Avaya is planning to visit all Black Box customers that can’t be remotely accessed in order to disable DADMINs, Black Box says it learned from an Avaya employee.
You probably didn’t hear about all of these software lock outs before purchasing an Avaya PBX, Black Box indicates. “Avaya and its predecessors did not reveal to users of its equipment that, without MSPs, third-party maintenance providers (such as Black Box and its predecessors) could not access all the commands required to perform maintenance,” the company says in its complaint.
As sensational as they seem, Black Box’s claims are consistent with the 18-page PowerPoint, “Judo Against TLI,” obtained and reported by Voice Report [VR 10/16/06]. In that document, Avaya describes three letters that are to be sent to enterprises: an “informational letter” for when the sales rep first becomes aware that a customer is considering an unauthorized provider; a “notifi-cation letter” for when a customer cancels an Avaya maintenance agreement in lieu of signing with an unauthorized provider; and a “cancellation letter” that informs the customer that their MSPs are being deactivated. TLI refers to an affiliate of Continuant.
Another similarly titled 27-page Avaya PowerPoint sends an even more powerful message. In “Judo Strategy Beat United Asset Coverage,” Avaya sales reps are instructed to “create fear/uncertainty/doubt regarding UAC promises.” The document is included as evidence in the UAC lawsuit.
Apple Didn’t Fall Far from Tree, Complaint Alleges
So what are your alternative options if you want to buy maintenance on your Avaya equipment? Avaya declined to respond to Voice Report’s requests for comment in relation to the Black Box lawsuit and was not able to answer questions related to maintenance service options prior to our publication’s deadline.
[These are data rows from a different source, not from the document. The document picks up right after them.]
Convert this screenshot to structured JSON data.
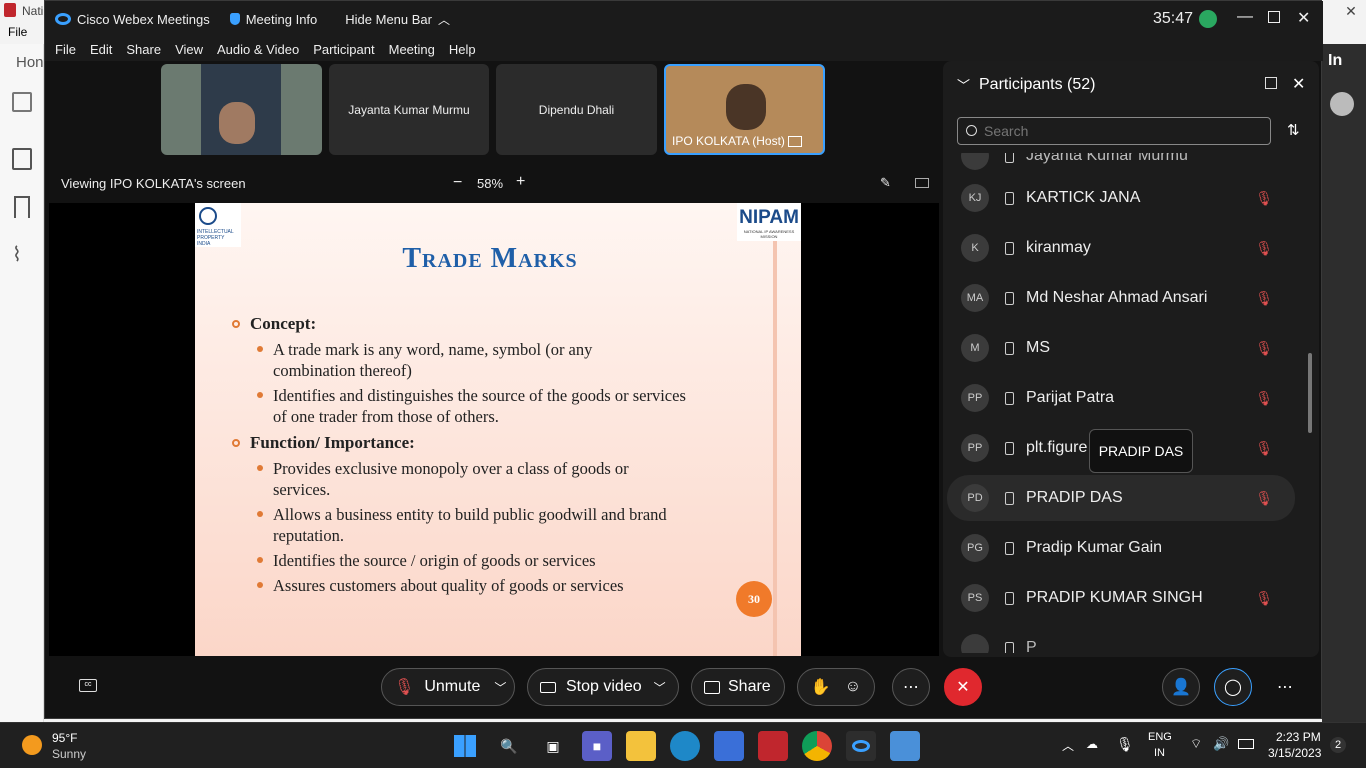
{
  "background_app": {
    "title_fragment": "Nati",
    "menu_file": "File",
    "home_fragment": "Hon",
    "right_fragment": "In"
  },
  "webex": {
    "app_name": "Cisco Webex Meetings",
    "meeting_info": "Meeting Info",
    "hide_menu_bar": "Hide Menu Bar",
    "timer": "35:47",
    "menu": [
      "File",
      "Edit",
      "Share",
      "View",
      "Audio & Video",
      "Participant",
      "Meeting",
      "Help"
    ],
    "tiles": [
      {
        "name": ""
      },
      {
        "name": "Jayanta Kumar Murmu"
      },
      {
        "name": "Dipendu Dhali"
      },
      {
        "name": "IPO KOLKATA (Host)"
      }
    ],
    "share_label": "Viewing IPO KOLKATA's screen",
    "zoom": "58%",
    "slide": {
      "logo_left": "INTELLECTUAL PROPERTY INDIA",
      "logo_right": "NIPAM",
      "logo_right_sub": "NATIONAL IP AWARENESS MISSION",
      "title": "Trade Marks",
      "concept_heading": "Concept:",
      "concept_items": [
        "A trade mark is any word, name, symbol (or any combination thereof)",
        "Identifies and distinguishes the source of the goods or services of one trader from those of others."
      ],
      "function_heading": "Function/ Importance:",
      "function_items": [
        "Provides exclusive monopoly over a class of goods or services.",
        "Allows a business entity to build public goodwill and brand reputation.",
        "Identifies the source / origin of goods or services",
        "Assures customers about quality of goods or services"
      ],
      "page_number": "30"
    },
    "controls": {
      "unmute": "Unmute",
      "stop_video": "Stop video",
      "share": "Share"
    },
    "participants": {
      "header": "Participants (52)",
      "search_placeholder": "Search",
      "partial_top": "Jayanta Kumar Murmu",
      "rows": [
        {
          "initials": "KJ",
          "name": "KARTICK JANA"
        },
        {
          "initials": "K",
          "name": "kiranmay"
        },
        {
          "initials": "MA",
          "name": "Md Neshar Ahmad Ansari"
        },
        {
          "initials": "M",
          "name": "MS"
        },
        {
          "initials": "PP",
          "name": "Parijat Patra"
        },
        {
          "initials": "PP",
          "name": "plt.figure rX,Y..."
        },
        {
          "initials": "PD",
          "name": "PRADIP DAS"
        },
        {
          "initials": "PG",
          "name": "Pradip Kumar Gain"
        },
        {
          "initials": "PS",
          "name": "PRADIP KUMAR SINGH"
        }
      ],
      "partial_bottom": "P",
      "tooltip": "PRADIP DAS"
    }
  },
  "taskbar": {
    "weather_temp": "95°F",
    "weather_desc": "Sunny",
    "lang": "ENG",
    "region": "IN",
    "time": "2:23 PM",
    "date": "3/15/2023",
    "notifications": "2"
  }
}
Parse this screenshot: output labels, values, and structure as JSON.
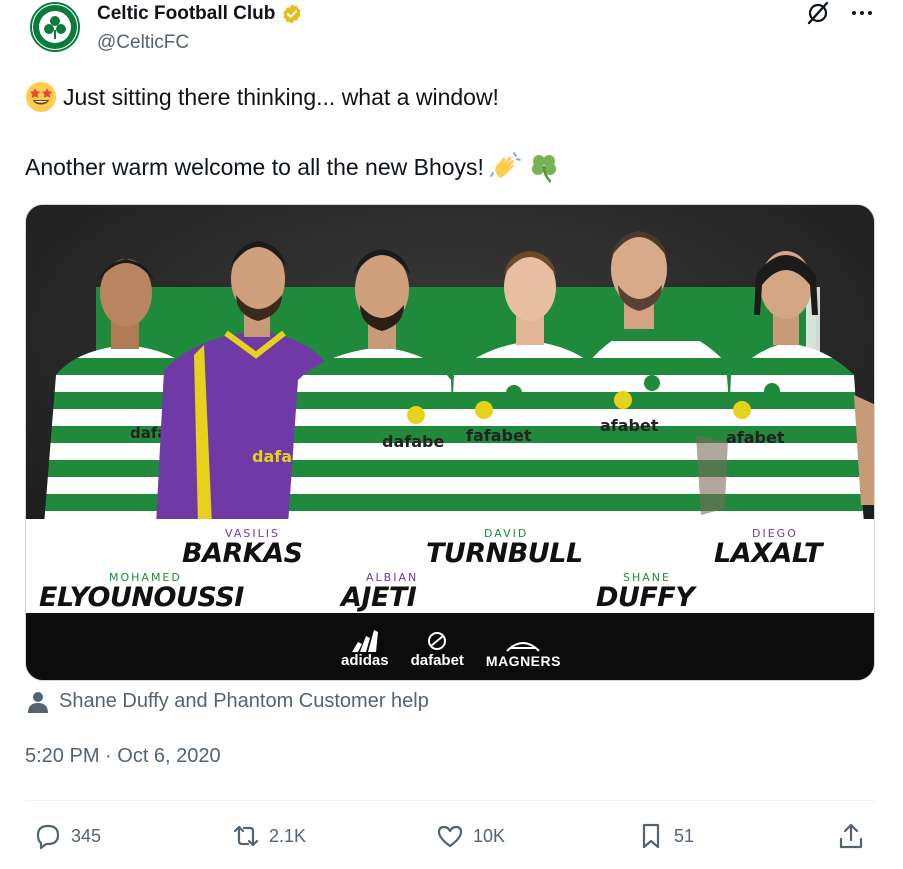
{
  "account": {
    "display_name": "Celtic Football Club",
    "handle": "@CelticFC",
    "verified": true,
    "badge_color": "#e8b923"
  },
  "header_icons": [
    "grok-icon",
    "more-icon"
  ],
  "tweet": {
    "line1": "Just sitting there thinking... what a window!",
    "line2": "Another warm welcome to all the new Bhoys!",
    "emojis": [
      "star-struck-emoji",
      "waving-hands-emoji",
      "shamrock-emoji"
    ]
  },
  "media": {
    "players": [
      {
        "first": "MOHAMED",
        "last": "ELYOUNOUSSI"
      },
      {
        "first": "VASILIS",
        "last": "BARKAS"
      },
      {
        "first": "ALBIAN",
        "last": "AJETI"
      },
      {
        "first": "DAVID",
        "last": "TURNBULL"
      },
      {
        "first": "SHANE",
        "last": "DUFFY"
      },
      {
        "first": "DIEGO",
        "last": "LAXALT"
      }
    ],
    "kit_sponsor": "dafabet",
    "sponsors": [
      "adidas",
      "dafabet",
      "MAGNERS"
    ],
    "colors": {
      "celtic_green": "#1f8a3b",
      "goalkeeper_purple": "#6f3aa6",
      "yellow_accent": "#e6d21a"
    }
  },
  "tagged": {
    "icon": "person-icon",
    "text": "Shane Duffy and Phantom Customer help"
  },
  "timestamp": "5:20 PM · Oct 6, 2020",
  "actions": {
    "replies": "345",
    "reposts": "2.1K",
    "likes": "10K",
    "bookmarks": "51"
  }
}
But Black Box’s attorneys, who did not return our calls for comment, indicate in their complaint that Avaya customers have few options when it comes to buying maintenance.
Avaya has “monopoly power” by virtue of its market share; its control over its passwords, permissions and parts; its ability to exclude third-party providers from competing; and its ability to impose “unreasonable and unnecessary costs and surcharges on ‘locked in’ owners to gain access to the necessary passwords, permissions or parts,” the filing reads.
Black Box’s complaint compares Avaya’s policies to those of the former telecom monopoly that gave it birth in a section titled “AT&T: Avaya’s Monopolistic Roots.” (